*WORK TASK*
Reproduce the records below word for word.

[GIVEN INFORMATION Boundary: Start]

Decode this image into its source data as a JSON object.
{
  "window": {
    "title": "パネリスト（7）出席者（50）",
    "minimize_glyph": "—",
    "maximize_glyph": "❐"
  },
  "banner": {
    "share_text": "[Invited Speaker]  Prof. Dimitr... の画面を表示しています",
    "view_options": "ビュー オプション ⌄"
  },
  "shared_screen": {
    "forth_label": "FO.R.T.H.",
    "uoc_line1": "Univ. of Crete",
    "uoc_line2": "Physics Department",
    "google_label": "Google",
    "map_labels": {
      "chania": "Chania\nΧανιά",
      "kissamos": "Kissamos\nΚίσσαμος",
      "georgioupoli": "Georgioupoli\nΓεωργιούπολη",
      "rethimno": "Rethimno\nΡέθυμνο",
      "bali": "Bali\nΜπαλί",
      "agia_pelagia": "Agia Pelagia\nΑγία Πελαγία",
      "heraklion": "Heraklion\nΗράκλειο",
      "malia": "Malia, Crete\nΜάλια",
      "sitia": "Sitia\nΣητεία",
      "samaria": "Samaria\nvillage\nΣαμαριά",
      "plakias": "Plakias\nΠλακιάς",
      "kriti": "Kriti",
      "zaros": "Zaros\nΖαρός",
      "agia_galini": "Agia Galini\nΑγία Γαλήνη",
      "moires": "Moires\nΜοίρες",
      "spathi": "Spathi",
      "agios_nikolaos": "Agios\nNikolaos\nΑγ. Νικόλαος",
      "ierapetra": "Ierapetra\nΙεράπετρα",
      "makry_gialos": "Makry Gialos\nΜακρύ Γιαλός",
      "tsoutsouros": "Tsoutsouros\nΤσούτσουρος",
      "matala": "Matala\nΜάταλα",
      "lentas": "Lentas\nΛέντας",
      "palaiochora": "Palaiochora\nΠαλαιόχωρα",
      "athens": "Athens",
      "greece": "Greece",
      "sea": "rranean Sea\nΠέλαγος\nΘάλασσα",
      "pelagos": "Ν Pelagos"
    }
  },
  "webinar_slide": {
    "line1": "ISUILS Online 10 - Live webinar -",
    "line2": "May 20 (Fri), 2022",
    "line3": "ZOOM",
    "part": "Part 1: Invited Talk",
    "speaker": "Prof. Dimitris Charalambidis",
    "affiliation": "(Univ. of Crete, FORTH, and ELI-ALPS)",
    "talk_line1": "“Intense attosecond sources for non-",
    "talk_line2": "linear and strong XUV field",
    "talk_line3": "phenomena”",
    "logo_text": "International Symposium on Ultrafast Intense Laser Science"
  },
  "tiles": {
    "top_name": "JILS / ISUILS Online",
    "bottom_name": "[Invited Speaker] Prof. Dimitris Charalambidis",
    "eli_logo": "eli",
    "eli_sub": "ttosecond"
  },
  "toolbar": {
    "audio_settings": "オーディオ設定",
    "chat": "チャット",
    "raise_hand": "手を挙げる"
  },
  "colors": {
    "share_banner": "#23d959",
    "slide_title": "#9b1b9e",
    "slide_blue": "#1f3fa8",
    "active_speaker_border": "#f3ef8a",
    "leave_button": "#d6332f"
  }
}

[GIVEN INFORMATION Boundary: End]

*RESULT*
Decode this image into its source data as a JSON object.
{
  "window": {
    "title": "パネリスト（7）出席者（50）",
    "minimize_glyph": "—",
    "maximize_glyph": "❐"
  },
  "banner": {
    "share_text": "[Invited Speaker]  Prof. Dimitr... の画面を表示しています",
    "view_options": "ビュー オプション ⌄"
  },
  "shared_screen": {
    "forth_label": "FO.R.T.H.",
    "uoc_line1": "Univ. of Crete",
    "uoc_line2": "Physics Department",
    "google_label": "Google",
    "map_labels": {
      "chania": "Chania\nΧανιά",
      "kissamos": "Kissamos\nΚίσσαμος",
      "georgioupoli": "Georgioupoli\nΓεωργιούπολη",
      "rethimno": "Rethimno\nΡέθυμνο",
      "bali": "Bali\nΜπαλί",
      "agia_pelagia": "Agia Pelagia\nΑγία Πελαγία",
      "heraklion": "Heraklion\nΗράκλειο",
      "malia": "Malia, Crete\nΜάλια",
      "sitia": "Sitia\nΣητεία",
      "samaria": "Samaria\nvillage\nΣαμαριά",
      "plakias": "Plakias\nΠλακιάς",
      "kriti": "Kriti",
      "zaros": "Zaros\nΖαρός",
      "agia_galini": "Agia Galini\nΑγία Γαλήνη",
      "moires": "Moires\nΜοίρες",
      "spathi": "Spathi",
      "agios_nikolaos": "Agios\nNikolaos\nΑγ. Νικόλαος",
      "ierapetra": "Ierapetra\nΙεράπετρα",
      "makry_gialos": "Makry Gialos\nΜακρύ Γιαλός",
      "tsoutsouros": "Tsoutsouros\nΤσούτσουρος",
      "matala": "Matala\nΜάταλα",
      "lentas": "Lentas\nΛέντας",
      "palaiochora": "Palaiochora\nΠαλαιόχωρα",
      "athens": "Athens",
      "greece": "Greece",
      "sea": "rranean Sea\nΠέλαγος\nΘάλασσα",
      "pelagos": "Ν Pelagos"
    }
  },
  "webinar_slide": {
    "line1": "ISUILS Online 10 - Live webinar -",
    "line2": "May 20 (Fri), 2022",
    "line3": "ZOOM",
    "part": "Part 1: Invited Talk",
    "speaker": "Prof. Dimitris Charalambidis",
    "affiliation": "(Univ. of Crete, FORTH, and ELI-ALPS)",
    "talk_line1": "“Intense attosecond sources for non-",
    "talk_line2": "linear and strong XUV field",
    "talk_line3": "phenomena”",
    "logo_text": "International Symposium on Ultrafast Intense Laser Science"
  },
  "tiles": {
    "top_name": "JILS / ISUILS Online",
    "bottom_name": "[Invited Speaker] Prof. Dimitris Charalambidis",
    "eli_logo": "eli",
    "eli_sub": "ttosecond"
  },
  "toolbar": {
    "audio_settings": "オーディオ設定",
    "chat": "チャット",
    "raise_hand": "手を挙げる"
  },
  "colors": {
    "share_banner": "#23d959",
    "slide_title": "#9b1b9e",
    "slide_blue": "#1f3fa8",
    "active_speaker_border": "#f3ef8a",
    "leave_button": "#d6332f"
  }
}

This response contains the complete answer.